## ACTIVITY
Copy out the records below exactly as they appear.

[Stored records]

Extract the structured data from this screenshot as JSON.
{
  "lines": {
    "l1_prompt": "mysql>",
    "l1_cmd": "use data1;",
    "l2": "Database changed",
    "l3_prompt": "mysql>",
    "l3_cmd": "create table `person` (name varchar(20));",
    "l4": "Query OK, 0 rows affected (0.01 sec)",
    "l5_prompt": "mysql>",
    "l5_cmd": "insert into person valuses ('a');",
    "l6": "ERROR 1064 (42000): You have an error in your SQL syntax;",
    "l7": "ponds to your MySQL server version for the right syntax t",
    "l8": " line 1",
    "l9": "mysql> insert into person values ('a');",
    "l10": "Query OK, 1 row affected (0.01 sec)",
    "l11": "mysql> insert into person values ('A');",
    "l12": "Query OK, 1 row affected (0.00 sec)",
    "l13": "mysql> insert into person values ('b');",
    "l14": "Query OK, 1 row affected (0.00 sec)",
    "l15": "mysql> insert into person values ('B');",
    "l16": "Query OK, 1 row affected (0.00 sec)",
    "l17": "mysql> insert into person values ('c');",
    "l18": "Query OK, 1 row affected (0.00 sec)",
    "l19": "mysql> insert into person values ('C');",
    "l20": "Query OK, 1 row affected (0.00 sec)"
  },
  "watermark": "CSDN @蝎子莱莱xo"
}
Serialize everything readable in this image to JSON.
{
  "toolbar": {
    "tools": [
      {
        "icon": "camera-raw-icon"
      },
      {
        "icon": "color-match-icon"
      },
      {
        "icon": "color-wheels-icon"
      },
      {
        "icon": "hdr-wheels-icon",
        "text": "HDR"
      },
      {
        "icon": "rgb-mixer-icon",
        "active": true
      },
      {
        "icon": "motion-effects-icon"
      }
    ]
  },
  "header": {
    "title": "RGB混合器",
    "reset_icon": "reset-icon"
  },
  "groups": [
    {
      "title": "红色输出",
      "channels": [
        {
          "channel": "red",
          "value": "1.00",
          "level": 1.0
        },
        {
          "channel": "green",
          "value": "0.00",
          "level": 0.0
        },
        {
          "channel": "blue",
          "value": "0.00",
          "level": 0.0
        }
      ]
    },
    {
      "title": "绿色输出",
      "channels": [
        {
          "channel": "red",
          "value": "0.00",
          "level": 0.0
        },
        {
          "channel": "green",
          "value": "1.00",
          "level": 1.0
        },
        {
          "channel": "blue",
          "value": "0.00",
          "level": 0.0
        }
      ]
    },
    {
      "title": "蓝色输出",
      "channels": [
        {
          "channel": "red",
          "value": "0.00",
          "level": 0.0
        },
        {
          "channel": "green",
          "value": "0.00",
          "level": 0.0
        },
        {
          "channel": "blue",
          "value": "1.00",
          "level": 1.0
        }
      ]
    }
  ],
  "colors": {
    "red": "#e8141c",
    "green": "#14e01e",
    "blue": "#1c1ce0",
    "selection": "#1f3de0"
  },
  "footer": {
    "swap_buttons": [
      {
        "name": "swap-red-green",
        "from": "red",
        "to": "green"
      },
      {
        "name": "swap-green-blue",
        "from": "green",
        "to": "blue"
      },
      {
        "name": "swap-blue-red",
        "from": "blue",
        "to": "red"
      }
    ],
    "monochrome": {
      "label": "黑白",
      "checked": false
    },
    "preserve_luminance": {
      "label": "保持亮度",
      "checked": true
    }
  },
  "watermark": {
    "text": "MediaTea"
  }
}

## RESPONSE TO THE TASK
Extract the structured data from this screenshot as JSON.
{
  "lines": {
    "l1_prompt": "mysql>",
    "l1_cmd": "use data1;",
    "l2": "Database changed",
    "l3_prompt": "mysql>",
    "l3_cmd": "create table `person` (name varchar(20));",
    "l4": "Query OK, 0 rows affected (0.01 sec)",
    "l5_prompt": "mysql>",
    "l5_cmd": "insert into person valuses ('a');",
    "l6": "ERROR 1064 (42000): You have an error in your SQL syntax;",
    "l7": "ponds to your MySQL server version for the right syntax t",
    "l8": " line 1",
    "l9": "mysql> insert into person values ('a');",
    "l10": "Query OK, 1 row affected (0.01 sec)",
    "l11": "mysql> insert into person values ('A');",
    "l12": "Query OK, 1 row affected (0.00 sec)",
    "l13": "mysql> insert into person values ('b');",
    "l14": "Query OK, 1 row affected (0.00 sec)",
    "l15": "mysql> insert into person values ('B');",
    "l16": "Query OK, 1 row affected (0.00 sec)",
    "l17": "mysql> insert into person values ('c');",
    "l18": "Query OK, 1 row affected (0.00 sec)",
    "l19": "mysql> insert into person values ('C');",
    "l20": "Query OK, 1 row affected (0.00 sec)"
  },
  "watermark": "CSDN @蝎子莱莱xo"
}
Serialize everything readable in this image to JSON.
{
  "toolbar": {
    "tools": [
      {
        "icon": "camera-raw-icon"
      },
      {
        "icon": "color-match-icon"
      },
      {
        "icon": "color-wheels-icon"
      },
      {
        "icon": "hdr-wheels-icon",
        "text": "HDR"
      },
      {
        "icon": "rgb-mixer-icon",
        "active": true
      },
      {
        "icon": "motion-effects-icon"
      }
    ]
  },
  "header": {
    "title": "RGB混合器",
    "reset_icon": "reset-icon"
  },
  "groups": [
    {
      "title": "红色输出",
      "channels": [
        {
          "channel": "red",
          "value": "1.00",
          "level": 1.0
        },
        {
          "channel": "green",
          "value": "0.00",
          "level": 0.0
        },
        {
          "channel": "blue",
          "value": "0.00",
          "level": 0.0
        }
      ]
    },
    {
      "title": "绿色输出",
      "channels": [
        {
          "channel": "red",
          "value": "0.00",
          "level": 0.0
        },
        {
          "channel": "green",
          "value": "1.00",
          "level": 1.0
        },
        {
          "channel": "blue",
          "value": "0.00",
          "level": 0.0
        }
      ]
    },
    {
      "title": "蓝色输出",
      "channels": [
        {
          "channel": "red",
          "value": "0.00",
          "level": 0.0
        },
        {
          "channel": "green",
          "value": "0.00",
          "level": 0.0
        },
        {
          "channel": "blue",
          "value": "1.00",
          "level": 1.0
        }
      ]
    }
  ],
  "colors": {
    "red": "#e8141c",
    "green": "#14e01e",
    "blue": "#1c1ce0",
    "selection": "#1f3de0"
  },
  "footer": {
    "swap_buttons": [
      {
        "name": "swap-red-green",
        "from": "red",
        "to": "green"
      },
      {
        "name": "swap-green-blue",
        "from": "green",
        "to": "blue"
      },
      {
        "name": "swap-blue-red",
        "from": "blue",
        "to": "red"
      }
    ],
    "monochrome": {
      "label": "黑白",
      "checked": false
    },
    "preserve_luminance": {
      "label": "保持亮度",
      "checked": true
    }
  },
  "watermark": {
    "text": "MediaTea"
  }
}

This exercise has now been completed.